The single European currency used by France, Germany, Spain, Italy and several other EU countries has gained 16 percent against the U.S. dollar over the past 12 months.
Dupray said that sales to the United States were hit by the rise in the euro, while sales to the United Kingdom were hit by a decline in the pound as well as an economic situation in Britain, which he described as "not brilliant".
"In Britain there is less demand for the high-end Burgundy wines and more for the middle range," he said.
But demand from Russia and Asia is booming and many vintners from Burgundy and other French wine regions will be present at the Vinexpo trade fair in Hong Kong, from Tuesday until May 29.
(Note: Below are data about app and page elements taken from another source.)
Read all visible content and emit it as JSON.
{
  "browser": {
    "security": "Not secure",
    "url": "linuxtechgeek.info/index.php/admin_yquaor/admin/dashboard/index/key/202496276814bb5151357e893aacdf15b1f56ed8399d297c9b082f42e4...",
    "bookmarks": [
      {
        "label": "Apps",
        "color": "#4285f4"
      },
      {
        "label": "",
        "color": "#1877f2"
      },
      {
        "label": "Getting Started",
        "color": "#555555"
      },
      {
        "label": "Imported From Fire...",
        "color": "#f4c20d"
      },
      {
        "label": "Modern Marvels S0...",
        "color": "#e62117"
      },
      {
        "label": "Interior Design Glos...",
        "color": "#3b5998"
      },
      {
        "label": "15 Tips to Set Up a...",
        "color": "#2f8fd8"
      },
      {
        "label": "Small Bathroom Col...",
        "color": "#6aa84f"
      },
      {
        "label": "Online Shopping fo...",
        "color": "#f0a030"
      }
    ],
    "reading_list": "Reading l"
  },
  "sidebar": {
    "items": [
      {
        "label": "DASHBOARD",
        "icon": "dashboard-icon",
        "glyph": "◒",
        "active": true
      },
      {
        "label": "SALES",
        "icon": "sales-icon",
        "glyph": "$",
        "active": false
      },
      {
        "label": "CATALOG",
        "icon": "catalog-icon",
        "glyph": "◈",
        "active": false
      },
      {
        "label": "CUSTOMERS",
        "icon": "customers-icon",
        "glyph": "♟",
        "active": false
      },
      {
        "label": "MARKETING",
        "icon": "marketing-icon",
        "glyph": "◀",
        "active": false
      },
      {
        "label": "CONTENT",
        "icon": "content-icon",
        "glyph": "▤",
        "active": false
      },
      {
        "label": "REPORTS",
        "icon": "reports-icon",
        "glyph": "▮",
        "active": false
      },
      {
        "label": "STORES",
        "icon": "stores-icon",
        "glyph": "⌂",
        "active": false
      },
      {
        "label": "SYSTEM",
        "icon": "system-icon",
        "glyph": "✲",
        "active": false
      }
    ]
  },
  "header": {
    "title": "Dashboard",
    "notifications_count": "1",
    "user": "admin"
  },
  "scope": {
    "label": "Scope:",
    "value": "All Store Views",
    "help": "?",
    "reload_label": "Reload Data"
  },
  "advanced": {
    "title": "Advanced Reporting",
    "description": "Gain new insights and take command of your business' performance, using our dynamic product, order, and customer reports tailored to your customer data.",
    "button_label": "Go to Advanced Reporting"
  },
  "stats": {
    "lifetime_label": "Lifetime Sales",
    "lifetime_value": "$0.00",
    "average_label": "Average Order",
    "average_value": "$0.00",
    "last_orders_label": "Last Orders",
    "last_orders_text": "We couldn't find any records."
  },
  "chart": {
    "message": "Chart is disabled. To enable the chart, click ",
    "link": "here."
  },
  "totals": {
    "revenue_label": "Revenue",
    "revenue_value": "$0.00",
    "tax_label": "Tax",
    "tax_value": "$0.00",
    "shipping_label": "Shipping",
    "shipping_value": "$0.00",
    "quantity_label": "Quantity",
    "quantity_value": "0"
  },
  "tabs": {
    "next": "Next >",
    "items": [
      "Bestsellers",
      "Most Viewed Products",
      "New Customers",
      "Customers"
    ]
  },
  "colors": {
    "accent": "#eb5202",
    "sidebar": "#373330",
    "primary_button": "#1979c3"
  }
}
"There is a lot of demand still but what we want in Burgundy is to get a hold on volumes and improve the price level," Dupray said.
Albert Bichot (http://www.bichot.com/) trades in Chablis, Cote De Beaune, Cote de Nuits, general Burgundy wines as well as the Beaujolais, Maconnais, Cotes du Rhone and Languedoc wines farther away from the central Burgundy area, roughly between Dijon and Beaune in central France.
Created in 1831 by Bernard Bichot, the family firm is now headed by Alberic Bichot.
It owns, among others, Domaine Long-Depaquit in Chablis and the Domaine du Clos Frantine in Vosne Romanee, a village that yields some of the most expensive Burgundy wines.
Burgundy wines are single grape wines, mainly Pinot Noir for the reds and Chardonnay or Aligote for the whites, and not blends such as Bordeaux.
The tastes of wines can differ widely from one mini-climate to the next in the myriad of villages and vineyards that stretch across Burgundy.